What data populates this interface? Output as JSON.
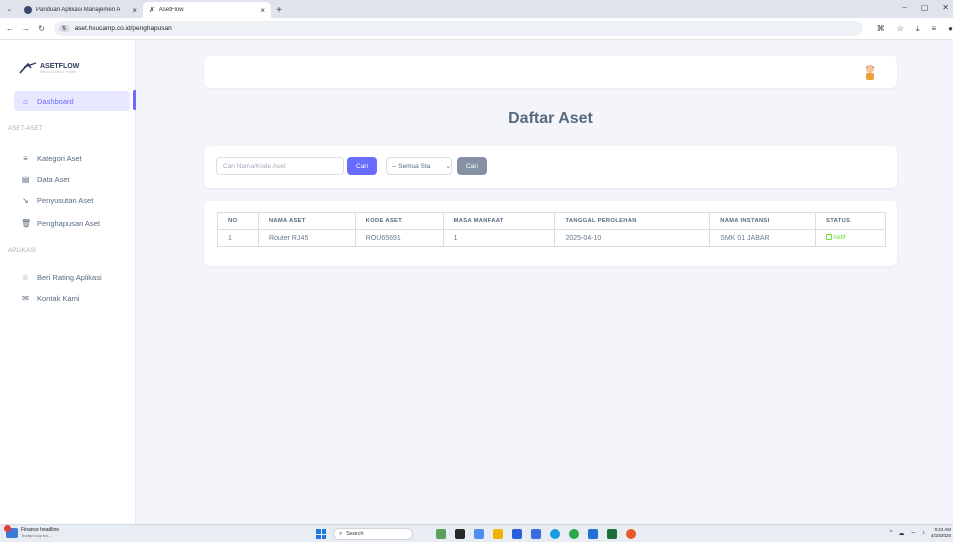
{
  "browser": {
    "tabs": [
      {
        "title": "Panduan Aplikasi Manajemen A"
      },
      {
        "title": "AsetFlow"
      }
    ],
    "url": "aset.hsucamp.co.id/penghapusan"
  },
  "sidebar": {
    "brand": "ASETFLOW",
    "tagline": "Kelola Mudah & Praktis",
    "dashboard": "Dashboard",
    "section_aset": "ASET-ASET",
    "items_aset": [
      {
        "label": "Kategori Aset",
        "icon": "list-icon"
      },
      {
        "label": "Data Aset",
        "icon": "table-icon"
      },
      {
        "label": "Penyusutan Aset",
        "icon": "chart-down-icon"
      },
      {
        "label": "Penghapusan Aset",
        "icon": "trash-icon"
      }
    ],
    "section_app": "APLIKASI",
    "items_app": [
      {
        "label": "Beri Rating Aplikasi",
        "icon": "star-icon"
      },
      {
        "label": "Kontak Kami",
        "icon": "mail-icon"
      }
    ]
  },
  "main": {
    "title": "Daftar Aset",
    "filter": {
      "search_placeholder": "Cari Nama/Kode Aset",
      "search_button": "Cari",
      "status_value": "-- Semua Sta",
      "filter_button": "Cari"
    },
    "table": {
      "headers": [
        "NO",
        "NAMA ASET",
        "KODE ASET",
        "MASA MANFAAT",
        "TANGGAL PEROLEHAN",
        "NAMA INSTANSI",
        "STATUS"
      ],
      "rows": [
        [
          "1",
          "Router RJ45",
          "ROU65691",
          "1",
          "2025-04-10",
          "SMK 01 JABAR",
          "Aktif"
        ]
      ]
    }
  },
  "taskbar": {
    "news_title": "Finance headline",
    "news_sub": "Trump's top tra...",
    "search": "Search",
    "time": "9:24 AM",
    "date": "4/10/2025"
  },
  "colors": {
    "primary": "#696cff",
    "success": "#71dd37",
    "secondary": "#8592a3"
  }
}
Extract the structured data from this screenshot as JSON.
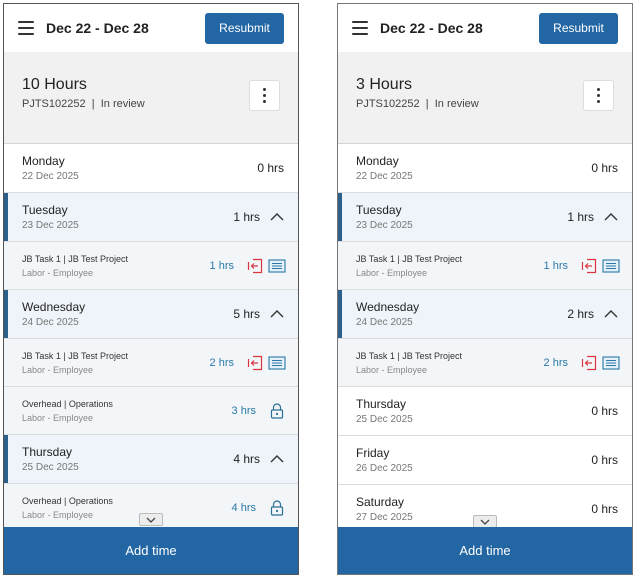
{
  "left": {
    "date_range": "Dec 22 - Dec 28",
    "resubmit_label": "Resubmit",
    "total_hours": "10 Hours",
    "timesheet_id": "PJTS102252",
    "separator": "|",
    "status": "In review",
    "days": [
      {
        "name": "Monday",
        "date": "22 Dec 2025",
        "hours": "0 hrs"
      },
      {
        "name": "Tuesday",
        "date": "23 Dec 2025",
        "hours": "1 hrs"
      },
      {
        "name": "Wednesday",
        "date": "24 Dec 2025",
        "hours": "5 hrs"
      },
      {
        "name": "Thursday",
        "date": "25 Dec 2025",
        "hours": "4 hrs"
      }
    ],
    "entries": [
      {
        "name": "JB Task 1 | JB Test Project",
        "type": "Labor - Employee",
        "hours": "1 hrs"
      },
      {
        "name": "JB Task 1 | JB Test Project",
        "type": "Labor - Employee",
        "hours": "2 hrs"
      },
      {
        "name": "Overhead | Operations",
        "type": "Labor - Employee",
        "hours": "3 hrs"
      },
      {
        "name": "Overhead | Operations",
        "type": "Labor - Employee",
        "hours": "4 hrs"
      }
    ],
    "add_time_label": "Add time"
  },
  "right": {
    "date_range": "Dec 22 - Dec 28",
    "resubmit_label": "Resubmit",
    "total_hours": "3 Hours",
    "timesheet_id": "PJTS102252",
    "separator": "|",
    "status": "In review",
    "days": [
      {
        "name": "Monday",
        "date": "22 Dec 2025",
        "hours": "0 hrs"
      },
      {
        "name": "Tuesday",
        "date": "23 Dec 2025",
        "hours": "1 hrs"
      },
      {
        "name": "Wednesday",
        "date": "24 Dec 2025",
        "hours": "2 hrs"
      },
      {
        "name": "Thursday",
        "date": "25 Dec 2025",
        "hours": "0 hrs"
      },
      {
        "name": "Friday",
        "date": "26 Dec 2025",
        "hours": "0 hrs"
      },
      {
        "name": "Saturday",
        "date": "27 Dec 2025",
        "hours": "0 hrs"
      }
    ],
    "entries": [
      {
        "name": "JB Task 1 | JB Test Project",
        "type": "Labor - Employee",
        "hours": "1 hrs"
      },
      {
        "name": "JB Task 1 | JB Test Project",
        "type": "Labor - Employee",
        "hours": "2 hrs"
      }
    ],
    "add_time_label": "Add time"
  },
  "colors": {
    "primary": "#2366a4",
    "accent_bar": "#2c5f8a",
    "hours_blue": "#2a78a6",
    "recall_red": "#d9363e",
    "summary_bg": "#f1f1f1"
  },
  "icons": [
    "menu-icon",
    "kebab-icon",
    "chevron-up-icon",
    "recall-icon",
    "details-icon",
    "lock-icon",
    "chevron-down-icon"
  ]
}
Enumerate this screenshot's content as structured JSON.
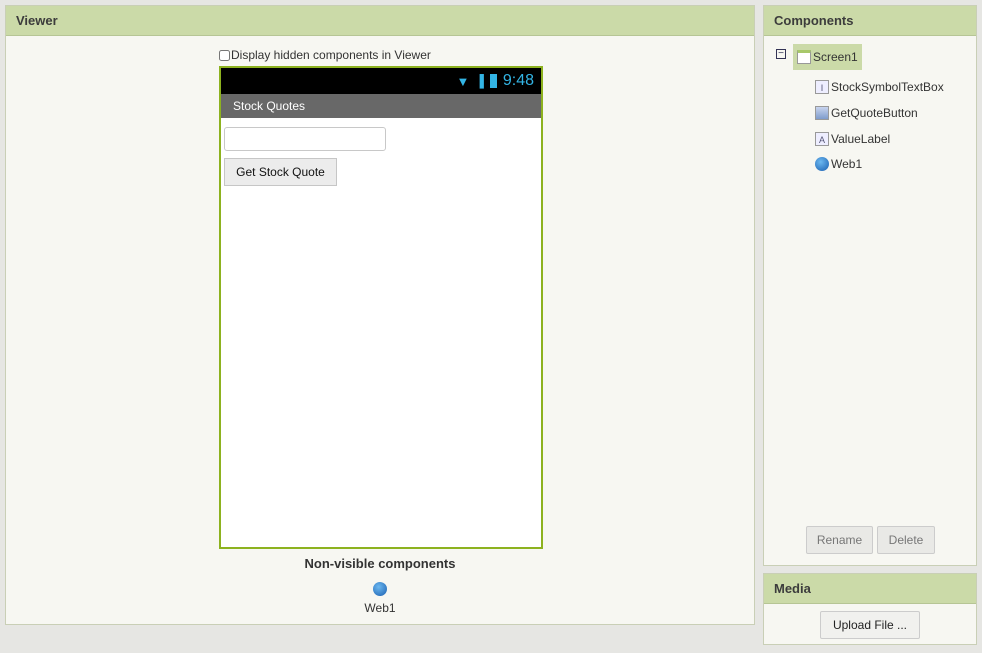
{
  "viewer": {
    "title": "Viewer",
    "hidden_checkbox_label": "Display hidden components in Viewer",
    "phone": {
      "time": "9:48",
      "screen_title": "Stock Quotes",
      "textbox_value": "",
      "button_label": "Get Stock Quote"
    },
    "nonvisible_title": "Non-visible components",
    "nonvisible_items": [
      "Web1"
    ]
  },
  "components": {
    "title": "Components",
    "tree": [
      {
        "label": "Screen1",
        "icon": "screen-icon"
      },
      {
        "label": "StockSymbolTextBox",
        "icon": "textbox-icon"
      },
      {
        "label": "GetQuoteButton",
        "icon": "button-icon"
      },
      {
        "label": "ValueLabel",
        "icon": "label-icon"
      },
      {
        "label": "Web1",
        "icon": "globe-icon"
      }
    ],
    "rename_label": "Rename",
    "delete_label": "Delete"
  },
  "media": {
    "title": "Media",
    "upload_label": "Upload File ..."
  }
}
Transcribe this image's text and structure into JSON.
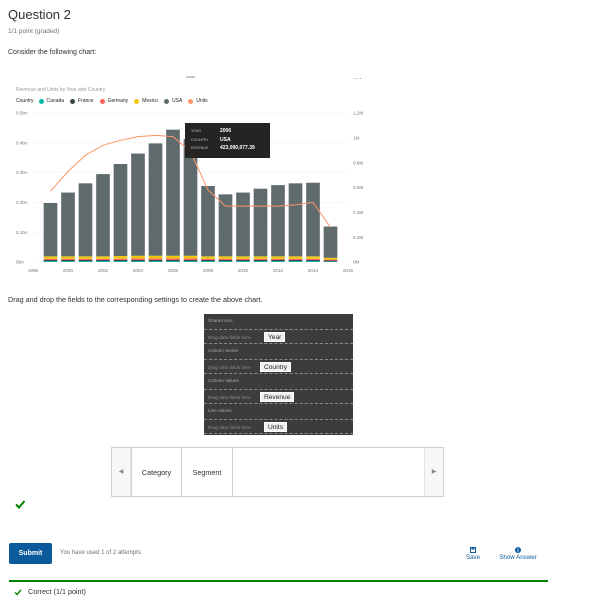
{
  "question": {
    "title": "Question 2",
    "points": "1/1 point (graded)",
    "prompt": "Consider the following chart:",
    "instruction": "Drag and drop the fields to the corresponding settings to create the above chart."
  },
  "chart_data": {
    "type": "bar",
    "title": "Revenue and Units by Year and Country",
    "legend_title": "Country",
    "legend_placement": "top-left",
    "legend": [
      {
        "name": "Canada",
        "color": "#01B8AA"
      },
      {
        "name": "France",
        "color": "#374649"
      },
      {
        "name": "Germany",
        "color": "#FD625E"
      },
      {
        "name": "Mexico",
        "color": "#F2C80F"
      },
      {
        "name": "USA",
        "color": "#5F6B6D"
      },
      {
        "name": "Units",
        "color": "#FE9666"
      }
    ],
    "more_options_label": "...",
    "x_ticks": [
      "1998",
      "2000",
      "2002",
      "2004",
      "2006",
      "2008",
      "2010",
      "2012",
      "2014",
      "2016"
    ],
    "y_left_ticks": [
      "0bn",
      "0.1bn",
      "0.2bn",
      "0.3bn",
      "0.4bn",
      "0.5bn"
    ],
    "y_right_ticks": [
      "0M",
      "0.2M",
      "0.4M",
      "0.6M",
      "0.8M",
      "1M",
      "1.2M"
    ],
    "y_left_range": [
      0,
      0.5
    ],
    "y_right_range": [
      0,
      1.2
    ],
    "years": [
      1999,
      2000,
      2001,
      2002,
      2003,
      2004,
      2005,
      2006,
      2007,
      2008,
      2009,
      2010,
      2011,
      2012,
      2013,
      2014,
      2015
    ],
    "series": [
      {
        "name": "USA",
        "color": "#5F6B6D",
        "values": [
          0.179,
          0.214,
          0.245,
          0.276,
          0.309,
          0.343,
          0.377,
          0.423,
          0.392,
          0.236,
          0.208,
          0.214,
          0.227,
          0.239,
          0.245,
          0.247,
          0.105
        ]
      },
      {
        "name": "Mexico",
        "color": "#F2C80F",
        "values": [
          0.008,
          0.008,
          0.008,
          0.008,
          0.009,
          0.009,
          0.009,
          0.009,
          0.009,
          0.008,
          0.008,
          0.008,
          0.008,
          0.008,
          0.008,
          0.008,
          0.006
        ]
      },
      {
        "name": "Germany",
        "color": "#FD625E",
        "values": [
          0.004,
          0.004,
          0.004,
          0.004,
          0.004,
          0.005,
          0.005,
          0.005,
          0.005,
          0.004,
          0.004,
          0.004,
          0.004,
          0.004,
          0.004,
          0.004,
          0.003
        ]
      },
      {
        "name": "France",
        "color": "#374649",
        "values": [
          0.004,
          0.004,
          0.004,
          0.004,
          0.004,
          0.004,
          0.004,
          0.004,
          0.004,
          0.004,
          0.004,
          0.004,
          0.004,
          0.004,
          0.004,
          0.004,
          0.003
        ]
      },
      {
        "name": "Canada",
        "color": "#01B8AA",
        "values": [
          0.003,
          0.003,
          0.003,
          0.003,
          0.003,
          0.003,
          0.003,
          0.003,
          0.003,
          0.003,
          0.003,
          0.003,
          0.003,
          0.003,
          0.003,
          0.003,
          0.002
        ]
      }
    ],
    "line": {
      "name": "Units",
      "color": "#FE9666",
      "values": [
        0.57,
        0.73,
        0.86,
        0.94,
        0.98,
        1.01,
        1.02,
        1.01,
        0.89,
        0.58,
        0.45,
        0.45,
        0.45,
        0.45,
        0.46,
        0.48,
        0.28
      ]
    },
    "tooltip": {
      "year_label": "YEAR",
      "year_value": "2006",
      "country_label": "COUNTRY",
      "country_value": "USA",
      "revenue_label": "REVENUE",
      "revenue_value": "423,090,077.39"
    }
  },
  "drop_panel": {
    "rows": [
      {
        "label": "Shared Axis",
        "hint": "Drag data fields here",
        "chip": "Year"
      },
      {
        "label": "Column Series",
        "hint": "Drag data fields here",
        "chip": "Country"
      },
      {
        "label": "Column Values",
        "hint": "Drag data fields here",
        "chip": "Revenue"
      },
      {
        "label": "Line Values",
        "hint": "Drag data fields here",
        "chip": "Units"
      }
    ]
  },
  "carousel": {
    "items": [
      "Category",
      "Segment"
    ],
    "prev_icon": "triangle-left-icon",
    "next_icon": "triangle-right-icon"
  },
  "footer": {
    "submit_label": "Submit",
    "attempts_text": "You have used 1 of 2 attempts",
    "save_label": "Save",
    "show_answer_label": "Show Answer",
    "result_text": "Correct (1/1 point)",
    "success_color": "#008100",
    "accent_color": "#0A5A9C"
  }
}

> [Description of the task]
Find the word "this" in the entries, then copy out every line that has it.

> [Reply to the task]
What data populates this interface? Output as JSON.
Extract the structured data from this screenshot as JSON.
Enumerate this screenshot's content as structured JSON.
Transcribe this image's text and structure into JSON.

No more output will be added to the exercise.